------ Available data ------

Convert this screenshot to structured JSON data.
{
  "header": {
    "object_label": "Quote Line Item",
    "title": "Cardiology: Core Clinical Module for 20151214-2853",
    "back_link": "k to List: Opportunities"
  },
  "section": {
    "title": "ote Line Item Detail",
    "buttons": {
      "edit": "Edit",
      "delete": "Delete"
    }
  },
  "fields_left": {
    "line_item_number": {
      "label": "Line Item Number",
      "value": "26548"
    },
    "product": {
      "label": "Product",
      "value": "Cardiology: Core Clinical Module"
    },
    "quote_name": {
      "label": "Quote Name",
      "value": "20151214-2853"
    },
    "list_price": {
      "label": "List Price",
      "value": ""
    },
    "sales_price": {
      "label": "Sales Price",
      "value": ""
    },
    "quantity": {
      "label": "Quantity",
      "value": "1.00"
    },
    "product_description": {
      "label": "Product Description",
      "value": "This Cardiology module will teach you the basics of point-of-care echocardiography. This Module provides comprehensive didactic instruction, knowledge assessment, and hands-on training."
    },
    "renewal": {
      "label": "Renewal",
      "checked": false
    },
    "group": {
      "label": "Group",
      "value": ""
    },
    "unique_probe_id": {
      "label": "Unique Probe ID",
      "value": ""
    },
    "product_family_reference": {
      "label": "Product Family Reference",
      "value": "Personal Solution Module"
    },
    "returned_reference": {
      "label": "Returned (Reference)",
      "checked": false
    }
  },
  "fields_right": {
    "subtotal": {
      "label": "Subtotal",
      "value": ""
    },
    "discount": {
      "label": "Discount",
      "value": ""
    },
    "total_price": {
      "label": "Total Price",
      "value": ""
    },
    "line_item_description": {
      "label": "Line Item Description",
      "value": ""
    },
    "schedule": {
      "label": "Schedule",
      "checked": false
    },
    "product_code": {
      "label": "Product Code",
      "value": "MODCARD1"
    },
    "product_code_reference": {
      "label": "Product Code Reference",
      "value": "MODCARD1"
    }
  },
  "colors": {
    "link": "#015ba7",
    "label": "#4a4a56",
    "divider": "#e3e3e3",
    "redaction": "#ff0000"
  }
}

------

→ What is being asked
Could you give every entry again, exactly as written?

→ Answer space
Convert this screenshot to structured JSON data.
{
  "header": {
    "object_label": "Quote Line Item",
    "title": "Cardiology: Core Clinical Module for 20151214-2853",
    "back_link": "k to List: Opportunities"
  },
  "section": {
    "title": "ote Line Item Detail",
    "buttons": {
      "edit": "Edit",
      "delete": "Delete"
    }
  },
  "fields_left": {
    "line_item_number": {
      "label": "Line Item Number",
      "value": "26548"
    },
    "product": {
      "label": "Product",
      "value": "Cardiology: Core Clinical Module"
    },
    "quote_name": {
      "label": "Quote Name",
      "value": "20151214-2853"
    },
    "list_price": {
      "label": "List Price",
      "value": ""
    },
    "sales_price": {
      "label": "Sales Price",
      "value": ""
    },
    "quantity": {
      "label": "Quantity",
      "value": "1.00"
    },
    "product_description": {
      "label": "Product Description",
      "value": "This Cardiology module will teach you the basics of point-of-care echocardiography. This Module provides comprehensive didactic instruction, knowledge assessment, and hands-on training."
    },
    "renewal": {
      "label": "Renewal",
      "checked": false
    },
    "group": {
      "label": "Group",
      "value": ""
    },
    "unique_probe_id": {
      "label": "Unique Probe ID",
      "value": ""
    },
    "product_family_reference": {
      "label": "Product Family Reference",
      "value": "Personal Solution Module"
    },
    "returned_reference": {
      "label": "Returned (Reference)",
      "checked": false
    }
  },
  "fields_right": {
    "subtotal": {
      "label": "Subtotal",
      "value": ""
    },
    "discount": {
      "label": "Discount",
      "value": ""
    },
    "total_price": {
      "label": "Total Price",
      "value": ""
    },
    "line_item_description": {
      "label": "Line Item Description",
      "value": ""
    },
    "schedule": {
      "label": "Schedule",
      "checked": false
    },
    "product_code": {
      "label": "Product Code",
      "value": "MODCARD1"
    },
    "product_code_reference": {
      "label": "Product Code Reference",
      "value": "MODCARD1"
    }
  },
  "colors": {
    "link": "#015ba7",
    "label": "#4a4a56",
    "divider": "#e3e3e3",
    "redaction": "#ff0000"
  }
}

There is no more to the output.